Items from a dataset:

┄┄┄┄┄┄┄┄┄┄

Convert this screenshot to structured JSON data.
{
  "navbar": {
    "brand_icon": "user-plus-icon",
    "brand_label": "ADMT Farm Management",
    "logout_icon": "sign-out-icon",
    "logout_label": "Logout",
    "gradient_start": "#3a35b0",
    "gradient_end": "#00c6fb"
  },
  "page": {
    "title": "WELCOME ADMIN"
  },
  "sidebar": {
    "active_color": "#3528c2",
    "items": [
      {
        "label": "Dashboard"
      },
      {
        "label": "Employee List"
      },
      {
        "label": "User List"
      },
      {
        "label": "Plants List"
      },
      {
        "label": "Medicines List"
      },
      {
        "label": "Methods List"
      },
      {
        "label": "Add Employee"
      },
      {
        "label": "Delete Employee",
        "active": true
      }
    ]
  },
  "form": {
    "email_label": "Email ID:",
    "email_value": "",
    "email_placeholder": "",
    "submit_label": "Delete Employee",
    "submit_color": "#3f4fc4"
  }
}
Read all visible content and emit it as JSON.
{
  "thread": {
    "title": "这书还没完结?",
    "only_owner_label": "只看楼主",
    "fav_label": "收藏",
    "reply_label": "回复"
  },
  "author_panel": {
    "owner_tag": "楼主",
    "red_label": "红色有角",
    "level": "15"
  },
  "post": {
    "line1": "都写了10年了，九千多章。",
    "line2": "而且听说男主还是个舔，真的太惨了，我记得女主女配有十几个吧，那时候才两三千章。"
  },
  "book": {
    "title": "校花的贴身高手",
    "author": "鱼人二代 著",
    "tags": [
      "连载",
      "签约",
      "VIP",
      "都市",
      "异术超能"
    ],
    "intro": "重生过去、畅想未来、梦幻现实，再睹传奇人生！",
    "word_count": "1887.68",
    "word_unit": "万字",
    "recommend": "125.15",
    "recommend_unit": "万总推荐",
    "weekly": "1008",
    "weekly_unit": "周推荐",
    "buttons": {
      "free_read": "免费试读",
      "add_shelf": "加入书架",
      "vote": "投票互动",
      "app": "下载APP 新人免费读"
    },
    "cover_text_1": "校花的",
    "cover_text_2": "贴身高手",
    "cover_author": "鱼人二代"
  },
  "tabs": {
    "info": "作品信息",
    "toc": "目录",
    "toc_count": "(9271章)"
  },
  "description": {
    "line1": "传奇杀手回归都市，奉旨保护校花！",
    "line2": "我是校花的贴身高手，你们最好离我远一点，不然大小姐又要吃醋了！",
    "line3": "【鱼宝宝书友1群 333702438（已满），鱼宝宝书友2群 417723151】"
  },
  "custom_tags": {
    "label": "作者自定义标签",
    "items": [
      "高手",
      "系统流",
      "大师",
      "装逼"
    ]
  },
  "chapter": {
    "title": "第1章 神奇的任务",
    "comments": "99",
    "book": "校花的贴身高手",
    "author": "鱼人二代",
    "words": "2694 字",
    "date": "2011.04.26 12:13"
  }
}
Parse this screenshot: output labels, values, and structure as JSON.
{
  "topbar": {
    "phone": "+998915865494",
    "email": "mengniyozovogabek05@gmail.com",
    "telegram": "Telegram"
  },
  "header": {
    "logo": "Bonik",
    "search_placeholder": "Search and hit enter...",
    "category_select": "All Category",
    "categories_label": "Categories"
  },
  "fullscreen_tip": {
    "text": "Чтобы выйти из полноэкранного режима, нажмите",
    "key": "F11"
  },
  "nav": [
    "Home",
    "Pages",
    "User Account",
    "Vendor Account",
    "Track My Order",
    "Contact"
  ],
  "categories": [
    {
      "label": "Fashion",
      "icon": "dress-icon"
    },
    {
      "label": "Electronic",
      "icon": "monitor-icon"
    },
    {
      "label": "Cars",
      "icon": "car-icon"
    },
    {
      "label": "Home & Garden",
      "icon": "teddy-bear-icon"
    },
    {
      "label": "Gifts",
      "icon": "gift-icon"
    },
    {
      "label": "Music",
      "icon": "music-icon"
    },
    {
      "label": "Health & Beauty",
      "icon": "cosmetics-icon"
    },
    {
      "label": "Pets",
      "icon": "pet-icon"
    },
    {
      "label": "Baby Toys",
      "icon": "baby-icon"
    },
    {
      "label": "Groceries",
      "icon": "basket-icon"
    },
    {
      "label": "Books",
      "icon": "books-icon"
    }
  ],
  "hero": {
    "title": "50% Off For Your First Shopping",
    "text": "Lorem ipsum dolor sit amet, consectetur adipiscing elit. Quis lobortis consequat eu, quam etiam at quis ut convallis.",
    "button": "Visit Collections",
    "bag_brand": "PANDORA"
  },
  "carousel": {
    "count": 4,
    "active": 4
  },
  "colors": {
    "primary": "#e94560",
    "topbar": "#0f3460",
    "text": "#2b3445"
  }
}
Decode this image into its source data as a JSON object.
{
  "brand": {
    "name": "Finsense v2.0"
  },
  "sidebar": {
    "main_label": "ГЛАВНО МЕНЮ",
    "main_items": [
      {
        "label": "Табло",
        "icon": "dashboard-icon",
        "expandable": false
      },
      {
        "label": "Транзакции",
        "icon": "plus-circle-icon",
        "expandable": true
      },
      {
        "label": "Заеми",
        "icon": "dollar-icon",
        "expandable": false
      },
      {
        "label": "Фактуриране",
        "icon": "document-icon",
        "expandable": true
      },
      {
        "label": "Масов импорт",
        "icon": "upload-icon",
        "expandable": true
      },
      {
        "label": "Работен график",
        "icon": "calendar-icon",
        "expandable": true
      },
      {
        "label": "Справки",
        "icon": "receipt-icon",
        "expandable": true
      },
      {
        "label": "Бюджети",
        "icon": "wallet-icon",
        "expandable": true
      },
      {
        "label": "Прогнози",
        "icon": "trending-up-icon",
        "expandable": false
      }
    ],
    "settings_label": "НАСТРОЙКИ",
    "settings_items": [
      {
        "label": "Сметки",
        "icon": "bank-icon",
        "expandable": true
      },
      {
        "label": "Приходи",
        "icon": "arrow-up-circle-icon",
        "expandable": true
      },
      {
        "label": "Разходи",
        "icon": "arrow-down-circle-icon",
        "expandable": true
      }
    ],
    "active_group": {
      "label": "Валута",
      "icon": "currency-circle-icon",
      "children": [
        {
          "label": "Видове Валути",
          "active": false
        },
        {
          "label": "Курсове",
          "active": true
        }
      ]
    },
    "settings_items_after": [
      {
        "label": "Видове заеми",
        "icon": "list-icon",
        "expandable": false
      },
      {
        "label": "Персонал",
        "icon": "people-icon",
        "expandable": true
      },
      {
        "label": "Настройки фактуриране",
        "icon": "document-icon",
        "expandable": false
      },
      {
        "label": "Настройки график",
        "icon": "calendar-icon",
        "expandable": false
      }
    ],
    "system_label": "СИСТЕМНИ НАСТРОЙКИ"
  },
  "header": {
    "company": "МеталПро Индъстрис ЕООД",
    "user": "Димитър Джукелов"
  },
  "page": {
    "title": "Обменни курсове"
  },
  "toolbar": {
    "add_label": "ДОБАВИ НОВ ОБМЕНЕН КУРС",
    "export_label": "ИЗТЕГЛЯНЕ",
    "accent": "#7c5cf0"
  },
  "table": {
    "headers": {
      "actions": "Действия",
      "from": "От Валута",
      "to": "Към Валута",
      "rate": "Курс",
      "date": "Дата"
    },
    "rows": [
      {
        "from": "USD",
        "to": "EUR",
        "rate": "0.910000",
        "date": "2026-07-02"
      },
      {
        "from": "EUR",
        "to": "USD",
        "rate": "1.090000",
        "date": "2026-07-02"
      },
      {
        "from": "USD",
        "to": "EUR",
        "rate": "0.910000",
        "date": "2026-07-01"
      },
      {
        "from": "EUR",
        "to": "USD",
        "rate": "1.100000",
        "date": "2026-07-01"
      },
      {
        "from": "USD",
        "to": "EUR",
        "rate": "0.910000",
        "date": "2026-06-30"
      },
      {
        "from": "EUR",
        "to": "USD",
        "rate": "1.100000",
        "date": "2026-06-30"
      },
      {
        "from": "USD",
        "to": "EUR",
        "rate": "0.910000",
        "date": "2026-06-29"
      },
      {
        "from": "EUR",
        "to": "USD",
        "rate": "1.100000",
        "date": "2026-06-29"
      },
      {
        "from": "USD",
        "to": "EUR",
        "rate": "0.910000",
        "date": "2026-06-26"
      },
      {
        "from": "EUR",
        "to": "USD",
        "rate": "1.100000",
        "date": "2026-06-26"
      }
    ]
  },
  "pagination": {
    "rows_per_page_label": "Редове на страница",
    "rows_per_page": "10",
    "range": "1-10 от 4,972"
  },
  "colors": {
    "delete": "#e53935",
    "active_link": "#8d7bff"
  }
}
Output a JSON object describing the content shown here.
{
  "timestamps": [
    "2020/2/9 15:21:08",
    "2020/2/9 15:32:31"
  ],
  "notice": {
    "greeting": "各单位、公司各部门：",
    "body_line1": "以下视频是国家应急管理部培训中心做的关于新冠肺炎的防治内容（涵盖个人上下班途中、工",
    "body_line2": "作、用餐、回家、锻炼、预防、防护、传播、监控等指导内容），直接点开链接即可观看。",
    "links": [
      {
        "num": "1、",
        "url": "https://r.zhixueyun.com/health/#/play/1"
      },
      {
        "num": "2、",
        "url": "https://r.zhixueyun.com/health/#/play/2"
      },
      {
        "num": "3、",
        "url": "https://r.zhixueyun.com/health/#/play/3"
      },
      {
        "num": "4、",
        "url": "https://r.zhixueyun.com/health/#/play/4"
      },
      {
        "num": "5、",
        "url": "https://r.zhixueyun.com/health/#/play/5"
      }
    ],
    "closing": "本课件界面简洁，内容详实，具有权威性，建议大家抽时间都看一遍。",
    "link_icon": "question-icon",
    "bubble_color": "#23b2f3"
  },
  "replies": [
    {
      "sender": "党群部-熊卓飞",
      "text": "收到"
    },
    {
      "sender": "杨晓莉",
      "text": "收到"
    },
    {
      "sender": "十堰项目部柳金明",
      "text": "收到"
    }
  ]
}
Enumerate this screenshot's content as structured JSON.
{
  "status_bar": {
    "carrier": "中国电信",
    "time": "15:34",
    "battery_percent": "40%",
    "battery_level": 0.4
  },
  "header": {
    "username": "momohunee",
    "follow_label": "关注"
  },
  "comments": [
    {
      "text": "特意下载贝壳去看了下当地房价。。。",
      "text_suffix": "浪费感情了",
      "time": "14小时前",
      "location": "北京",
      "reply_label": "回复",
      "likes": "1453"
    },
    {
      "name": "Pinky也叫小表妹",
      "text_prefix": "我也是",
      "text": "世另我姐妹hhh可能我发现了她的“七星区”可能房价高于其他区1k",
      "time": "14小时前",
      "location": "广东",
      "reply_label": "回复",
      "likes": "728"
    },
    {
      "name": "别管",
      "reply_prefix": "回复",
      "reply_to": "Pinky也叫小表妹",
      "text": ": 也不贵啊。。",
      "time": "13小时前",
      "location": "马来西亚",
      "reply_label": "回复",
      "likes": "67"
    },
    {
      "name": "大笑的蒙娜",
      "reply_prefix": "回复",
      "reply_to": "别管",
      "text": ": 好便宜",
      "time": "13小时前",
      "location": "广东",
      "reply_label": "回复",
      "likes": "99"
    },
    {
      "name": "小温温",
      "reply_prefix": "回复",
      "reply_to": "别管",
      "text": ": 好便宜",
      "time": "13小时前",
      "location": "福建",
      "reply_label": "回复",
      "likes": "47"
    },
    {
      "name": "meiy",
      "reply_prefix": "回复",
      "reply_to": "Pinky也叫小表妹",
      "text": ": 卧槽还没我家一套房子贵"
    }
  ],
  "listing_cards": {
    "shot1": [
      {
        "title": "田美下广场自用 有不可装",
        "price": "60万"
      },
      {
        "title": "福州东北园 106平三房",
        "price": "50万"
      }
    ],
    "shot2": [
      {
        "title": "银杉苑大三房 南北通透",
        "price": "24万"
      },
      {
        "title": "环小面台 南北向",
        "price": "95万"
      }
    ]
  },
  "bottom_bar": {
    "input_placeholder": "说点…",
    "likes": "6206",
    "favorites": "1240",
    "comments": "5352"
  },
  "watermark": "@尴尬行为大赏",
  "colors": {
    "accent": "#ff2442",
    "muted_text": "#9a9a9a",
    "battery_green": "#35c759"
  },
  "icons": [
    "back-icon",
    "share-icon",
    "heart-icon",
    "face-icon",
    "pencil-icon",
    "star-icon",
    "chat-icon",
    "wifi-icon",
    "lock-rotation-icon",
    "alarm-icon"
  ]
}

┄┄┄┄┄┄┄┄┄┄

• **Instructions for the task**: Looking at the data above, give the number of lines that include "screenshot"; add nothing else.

• **Task result**: 3